**Fictitious Play for Mixed Strategy Equilibria in Mean Field Games: Abstract and Introduction**

Fictitious Play for Mixed Strategy Equilibria in Mean Field Games: Fictitious Play Algorithm by@gamifications

by Gamifications FTW PublicationsSeptember 25th, 2024

**Authors:**

(1) Chengfeng Shen, School of Mathematical Sciences, Peking University, Beijing;

(2) Yifan Luo, School of Mathematical Sciences, Peking University, Beijing;

(3) Zhennan Zhou, Beijing International Center for Mathematical Research, Peking University.

2 Model and 2.1 Optimal Stopping and Obstacle Problem

2.2 Mean Field Games with Optimal Stopping

2.3 Pure Strategy Equilibrium for OSMFG

2.4 Mixed Strategy Equilibrium for OSMFG

3 Algorithm Construction and 3.1 Fictitious Play

3.2 Convergence of Fictitious Play to Mixed Strategy Equilibrium

3.3 Algorithm Based on Fictitious Play

4 Numerical Experiments and 4.1 A Non-local OSMFG Example

5 Conclusion, Acknowledgement, and References

Theorem 3.1 provides the convergence result of the fictitious play as in Definition 3.1. We can turn the fictitious play into the following algorithm for finding the mixed strategy equilibrium.

In the remainder of this section, we will introduce the discretization method for the obstacle equation (2.2) and the Fokker-Planck equation (2.3) in algorithm 1. Assuming the spatial discretization grid size is *h*

However, iteration are unavoidable when numerically solving equations (3.25) and (3.26), regardless of the method used. The application of nonlinear solvers renders the implicit scheme computationally inefficient. Therefore, in practice, semi-implicit schemes are preferred to reduce the computational cost. The semi-implicit scheme for u can be written as follows:

And the semi-implicit scheme for *m* can be written as:

Semi-implicit schemes for u and m can be viewed as a two-step method that decouples the linear and nonlinear parts of each equation.

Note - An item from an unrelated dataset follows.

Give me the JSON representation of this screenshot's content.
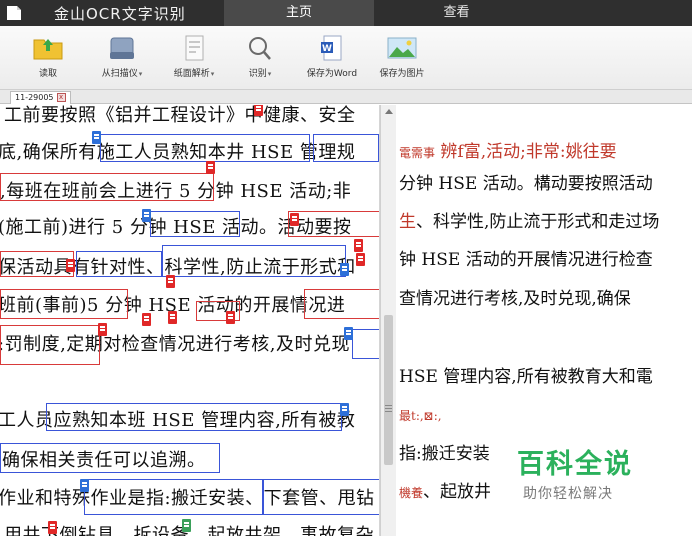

In the first step, u and m are evolved using a standard implicit scheme on the whole domain. In the second step, a cutoff is applied to u and m respectively to account for the free boundary effects. We only need to solve a sparse system of linear equations for each time step in the semi-implicit schemes (3.27) and (3.28.

Now we can summarize the finite difference algorithm into the following algorithm.

This paper is available on arxiv under CC 4.0 license.

L O A D I N G

. . . comments & more!

. . . comments & more!